- [TASK INSTRUCTIONS]: List every line in this data where the string "online" occurs.
◇ ◇ ◇ ◇ ◇ ◇ ◇
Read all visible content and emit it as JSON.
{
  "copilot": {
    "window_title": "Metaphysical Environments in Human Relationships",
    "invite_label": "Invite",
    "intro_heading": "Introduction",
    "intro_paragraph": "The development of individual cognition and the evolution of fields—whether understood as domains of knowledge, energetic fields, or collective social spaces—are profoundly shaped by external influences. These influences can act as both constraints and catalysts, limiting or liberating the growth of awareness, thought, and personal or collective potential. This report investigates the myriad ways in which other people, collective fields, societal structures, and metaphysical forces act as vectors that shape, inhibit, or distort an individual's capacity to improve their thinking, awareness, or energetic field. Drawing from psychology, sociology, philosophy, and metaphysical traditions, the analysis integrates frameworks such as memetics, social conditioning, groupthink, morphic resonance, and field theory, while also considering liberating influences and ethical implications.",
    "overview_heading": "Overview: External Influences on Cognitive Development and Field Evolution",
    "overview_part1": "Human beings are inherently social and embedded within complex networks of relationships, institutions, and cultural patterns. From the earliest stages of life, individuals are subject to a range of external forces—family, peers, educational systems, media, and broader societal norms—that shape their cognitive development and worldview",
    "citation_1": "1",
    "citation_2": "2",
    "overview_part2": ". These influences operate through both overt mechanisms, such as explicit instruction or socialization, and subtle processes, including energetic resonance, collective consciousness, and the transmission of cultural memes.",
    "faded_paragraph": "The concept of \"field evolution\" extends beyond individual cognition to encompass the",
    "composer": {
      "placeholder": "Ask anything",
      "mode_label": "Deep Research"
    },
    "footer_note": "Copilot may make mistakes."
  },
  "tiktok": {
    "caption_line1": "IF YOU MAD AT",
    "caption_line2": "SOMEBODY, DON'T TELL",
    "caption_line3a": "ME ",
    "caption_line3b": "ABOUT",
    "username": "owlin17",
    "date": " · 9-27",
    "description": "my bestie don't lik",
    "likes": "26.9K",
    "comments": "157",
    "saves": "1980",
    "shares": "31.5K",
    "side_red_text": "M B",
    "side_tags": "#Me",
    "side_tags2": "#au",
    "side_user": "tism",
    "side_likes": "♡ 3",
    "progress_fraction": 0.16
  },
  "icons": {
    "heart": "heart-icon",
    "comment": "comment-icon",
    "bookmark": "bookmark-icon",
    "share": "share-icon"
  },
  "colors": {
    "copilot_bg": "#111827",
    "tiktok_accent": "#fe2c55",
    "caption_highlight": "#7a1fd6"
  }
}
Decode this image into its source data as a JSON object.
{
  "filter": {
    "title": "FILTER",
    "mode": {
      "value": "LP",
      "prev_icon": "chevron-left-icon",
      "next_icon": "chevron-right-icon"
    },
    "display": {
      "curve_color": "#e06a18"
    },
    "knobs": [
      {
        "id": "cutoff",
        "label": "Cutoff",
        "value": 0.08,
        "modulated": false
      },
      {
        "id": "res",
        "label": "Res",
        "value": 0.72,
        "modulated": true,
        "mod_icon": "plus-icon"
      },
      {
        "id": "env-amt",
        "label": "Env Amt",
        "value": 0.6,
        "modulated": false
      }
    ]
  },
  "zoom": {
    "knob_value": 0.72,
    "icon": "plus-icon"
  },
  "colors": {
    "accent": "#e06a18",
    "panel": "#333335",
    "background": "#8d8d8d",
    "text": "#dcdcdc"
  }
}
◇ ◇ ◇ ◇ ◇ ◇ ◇
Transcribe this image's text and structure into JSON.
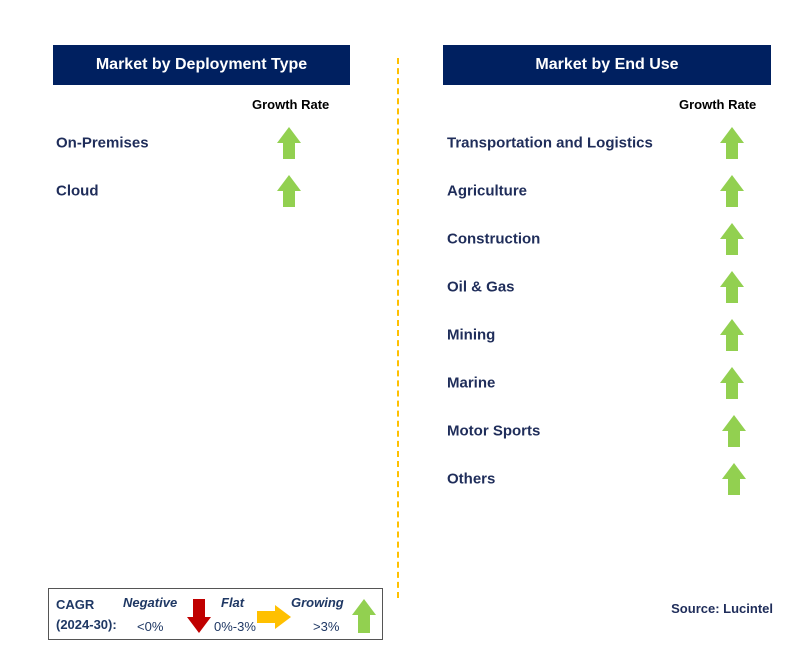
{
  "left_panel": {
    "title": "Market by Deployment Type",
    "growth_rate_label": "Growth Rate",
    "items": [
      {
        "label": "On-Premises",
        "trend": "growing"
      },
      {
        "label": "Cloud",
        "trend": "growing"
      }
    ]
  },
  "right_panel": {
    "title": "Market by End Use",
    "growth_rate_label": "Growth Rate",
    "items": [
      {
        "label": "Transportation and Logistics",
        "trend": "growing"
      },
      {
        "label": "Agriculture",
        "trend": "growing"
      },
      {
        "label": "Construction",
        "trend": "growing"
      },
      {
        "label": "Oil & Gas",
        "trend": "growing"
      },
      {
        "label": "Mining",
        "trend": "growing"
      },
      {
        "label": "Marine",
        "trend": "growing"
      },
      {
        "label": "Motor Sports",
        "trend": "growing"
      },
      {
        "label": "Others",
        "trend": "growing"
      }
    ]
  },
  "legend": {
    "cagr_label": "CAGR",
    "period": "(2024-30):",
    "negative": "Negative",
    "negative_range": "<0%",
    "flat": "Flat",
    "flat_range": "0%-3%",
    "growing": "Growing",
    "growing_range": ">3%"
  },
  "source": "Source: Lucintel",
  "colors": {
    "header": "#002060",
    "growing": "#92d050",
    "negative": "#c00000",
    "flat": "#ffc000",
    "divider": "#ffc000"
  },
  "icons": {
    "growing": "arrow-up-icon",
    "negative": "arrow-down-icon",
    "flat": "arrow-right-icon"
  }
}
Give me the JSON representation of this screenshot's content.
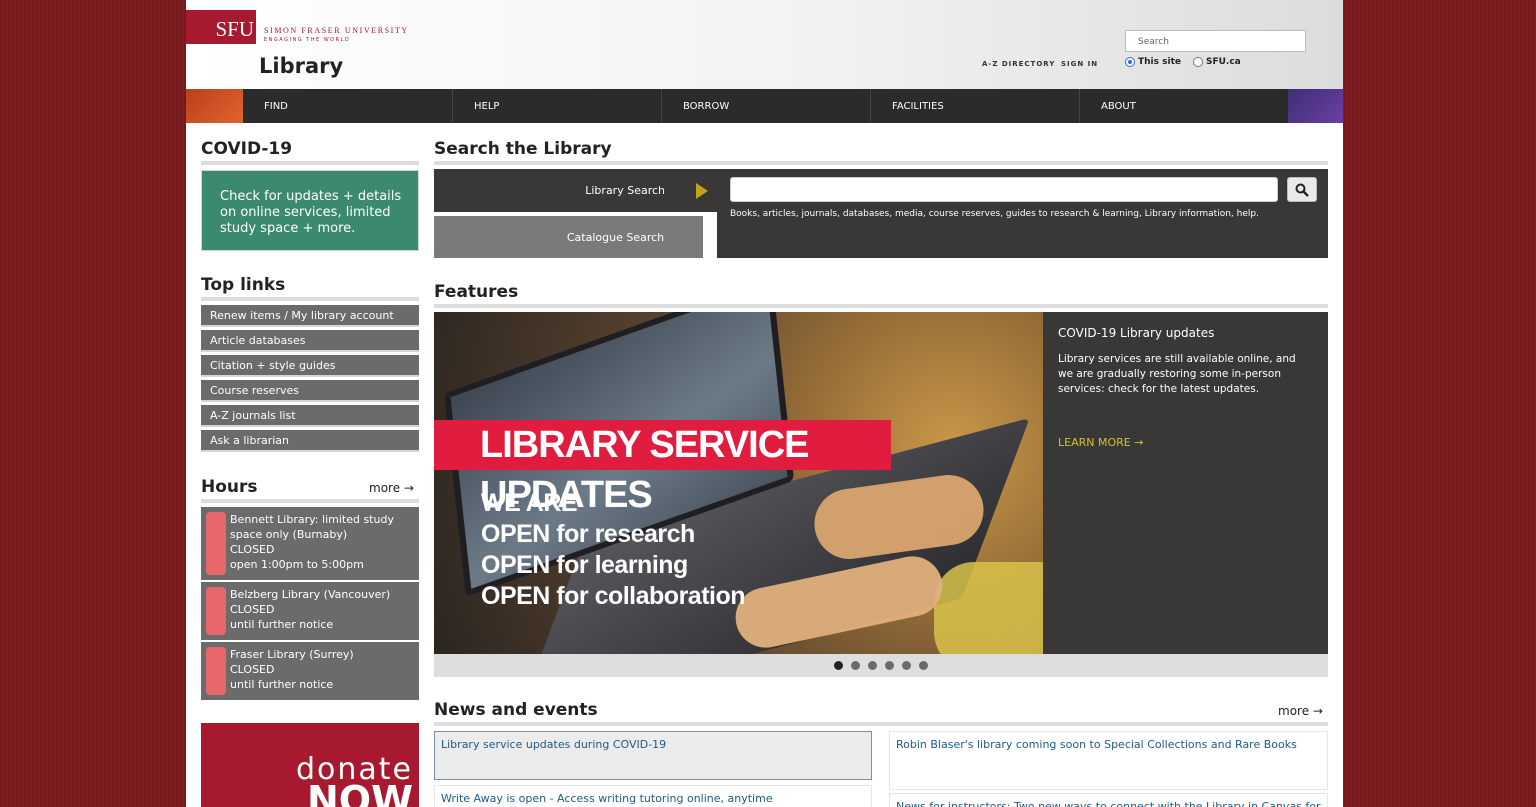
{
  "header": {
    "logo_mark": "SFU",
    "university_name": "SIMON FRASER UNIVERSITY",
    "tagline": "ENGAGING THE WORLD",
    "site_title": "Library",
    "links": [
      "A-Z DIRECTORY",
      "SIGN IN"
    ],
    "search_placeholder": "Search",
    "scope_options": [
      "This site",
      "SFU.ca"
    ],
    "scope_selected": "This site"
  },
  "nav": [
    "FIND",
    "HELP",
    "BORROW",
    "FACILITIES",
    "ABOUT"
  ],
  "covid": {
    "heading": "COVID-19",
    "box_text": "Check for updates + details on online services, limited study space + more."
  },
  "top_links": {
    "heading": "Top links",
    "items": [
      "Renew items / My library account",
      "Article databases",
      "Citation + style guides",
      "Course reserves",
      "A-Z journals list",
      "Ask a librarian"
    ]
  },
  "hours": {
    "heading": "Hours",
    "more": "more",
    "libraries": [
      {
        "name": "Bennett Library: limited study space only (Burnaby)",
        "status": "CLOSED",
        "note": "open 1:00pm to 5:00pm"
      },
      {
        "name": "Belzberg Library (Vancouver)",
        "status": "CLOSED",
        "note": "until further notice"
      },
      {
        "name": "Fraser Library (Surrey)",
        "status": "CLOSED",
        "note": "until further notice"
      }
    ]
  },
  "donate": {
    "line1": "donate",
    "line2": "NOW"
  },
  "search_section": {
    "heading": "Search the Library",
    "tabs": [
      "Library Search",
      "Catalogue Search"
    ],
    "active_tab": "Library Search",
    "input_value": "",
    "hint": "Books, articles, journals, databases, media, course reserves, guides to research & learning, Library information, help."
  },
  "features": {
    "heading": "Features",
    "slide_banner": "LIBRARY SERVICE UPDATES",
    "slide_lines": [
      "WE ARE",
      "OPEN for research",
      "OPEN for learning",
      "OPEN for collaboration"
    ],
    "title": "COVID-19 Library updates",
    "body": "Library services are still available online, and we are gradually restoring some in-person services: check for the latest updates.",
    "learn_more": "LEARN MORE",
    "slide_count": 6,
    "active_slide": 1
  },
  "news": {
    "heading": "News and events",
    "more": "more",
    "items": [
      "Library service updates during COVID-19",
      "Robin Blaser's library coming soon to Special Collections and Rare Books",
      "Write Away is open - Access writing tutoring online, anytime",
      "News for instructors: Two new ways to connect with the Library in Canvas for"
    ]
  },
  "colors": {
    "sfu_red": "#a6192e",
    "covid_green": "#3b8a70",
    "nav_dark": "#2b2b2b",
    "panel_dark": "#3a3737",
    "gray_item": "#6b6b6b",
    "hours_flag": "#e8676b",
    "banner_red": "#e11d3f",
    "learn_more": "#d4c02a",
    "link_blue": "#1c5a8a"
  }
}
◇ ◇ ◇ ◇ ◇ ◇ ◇
- [RESULT OF THIS TASK]:
    "box_text": "Check for updates + details on online services, limited study space + more."
    "body": "Library services are still available online, and we are gradually restoring some in-person services: check for the latest updates.",
      "Write Away is open - Access writing tutoring online, anytime",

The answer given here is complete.